West is the dealer and turns up the queen of diamonds. Everyone passes and the dealer picks the queen. This gives him a three trump, two-suited hand.
North starts the hand by leading the ace of spades. East plays the jack, south shows void and West trumps in with the 10. The calling team has their first trick with one trump played.
Having taken the first trick, West leads back the ace of hearts. North assumes that because they didn't lead the right, they don't have it. North decides to take a chance, split their left-king combination, and trump with the king. The king takes the trick. This gives N/S one a trick. Two trump played.
As a side note, look at what would have happened if our page on how to play the three trump two-suited hand with an off-suit ace had been read. Here the correct lead was the middle trump.
North leads the jack of clubs. East follows suit with the queen and South plays the ace. West trumps in with the queen taking their second trick. Now three trump are played.

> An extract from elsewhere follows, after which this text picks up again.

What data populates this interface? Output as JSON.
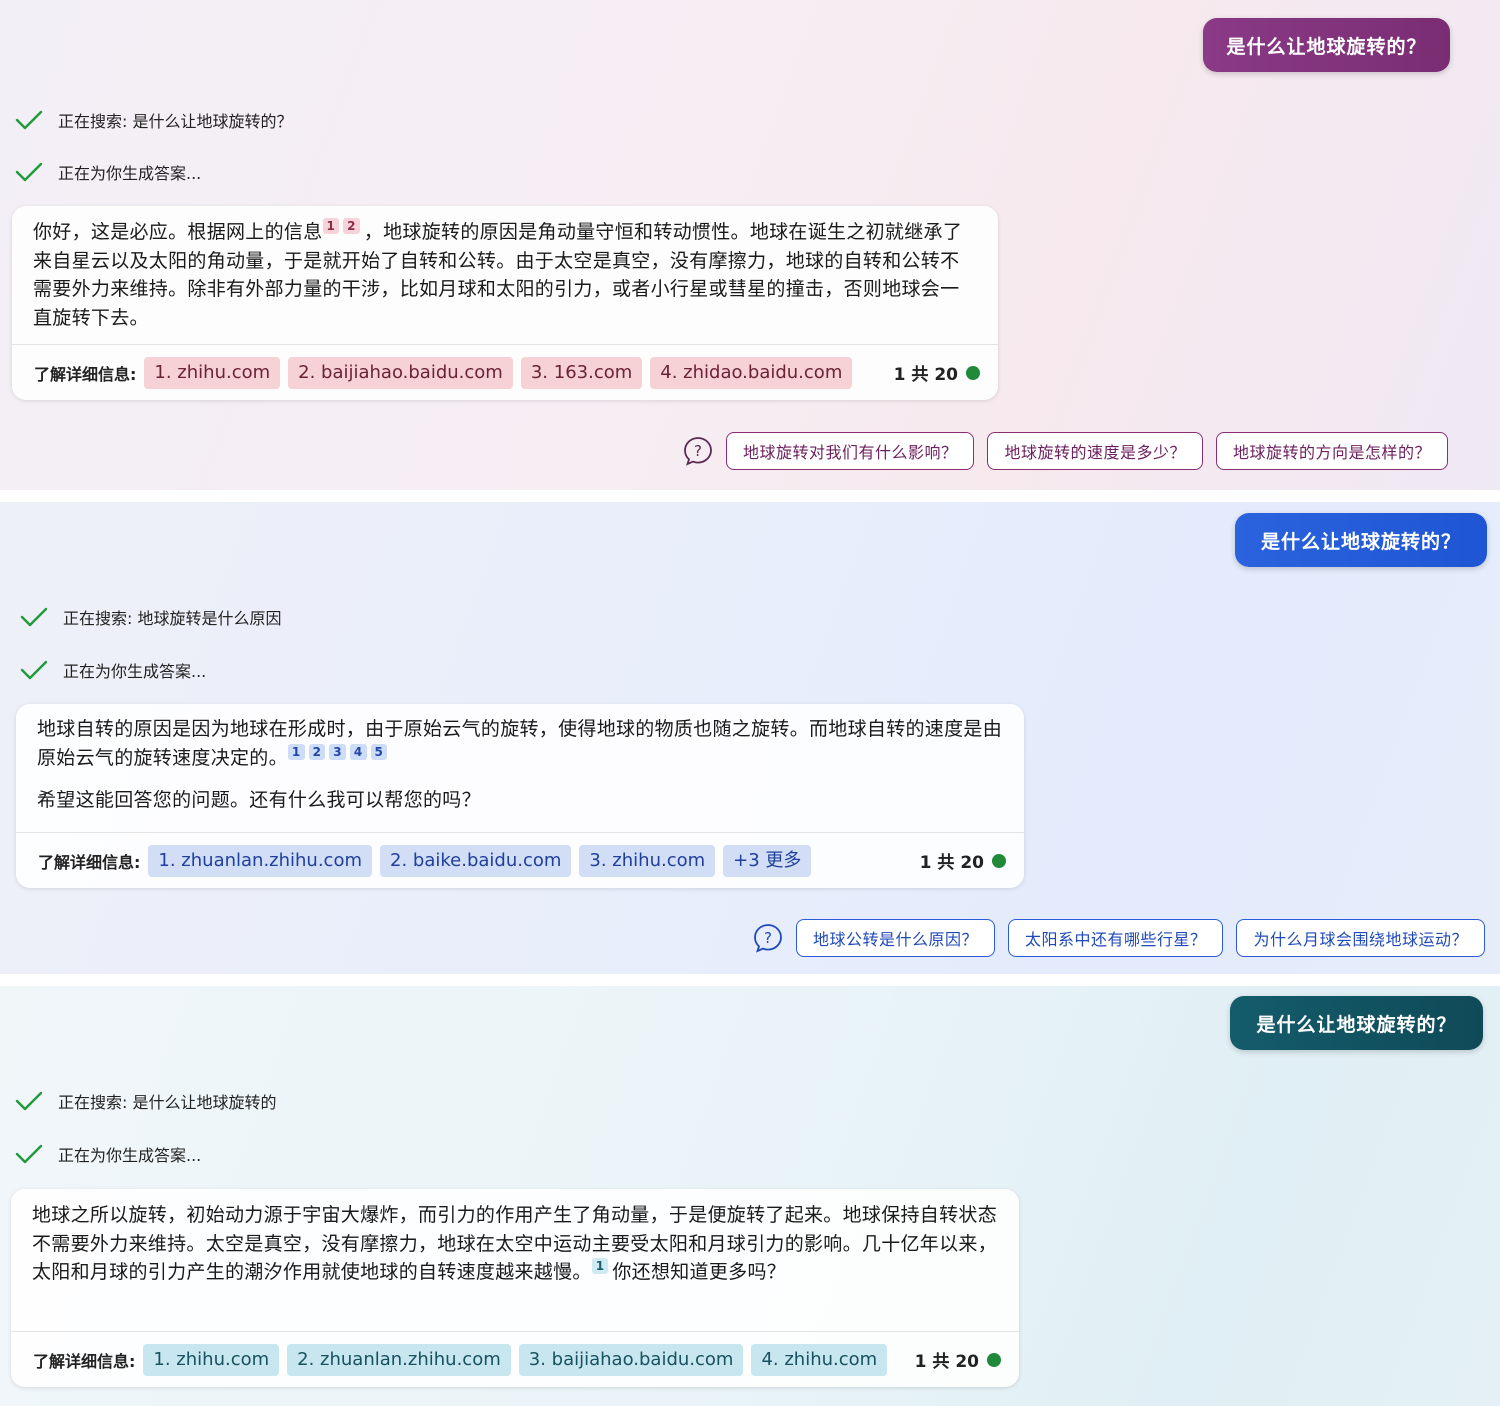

North quickly reviews what he knows up to this point. The maker most likely doesn't have the right or he would have led it. East seat doesn't have it either or he would have over-trumped the king on the second trick. His partner(S) was the only one to follow the first heart lead. North trumps using the left. This leaves his partner in South holding the right for the last trick and completing the euchre.
Now, look what happens North lets the trick go by and hopes South can take it. The bidders make their point. You and your partner are left sitting with both bowers.
Remember, maker never led the right; it was most likely because he didn't have it. In circumstances such as this, you have to consider the possibility that your partner may have it.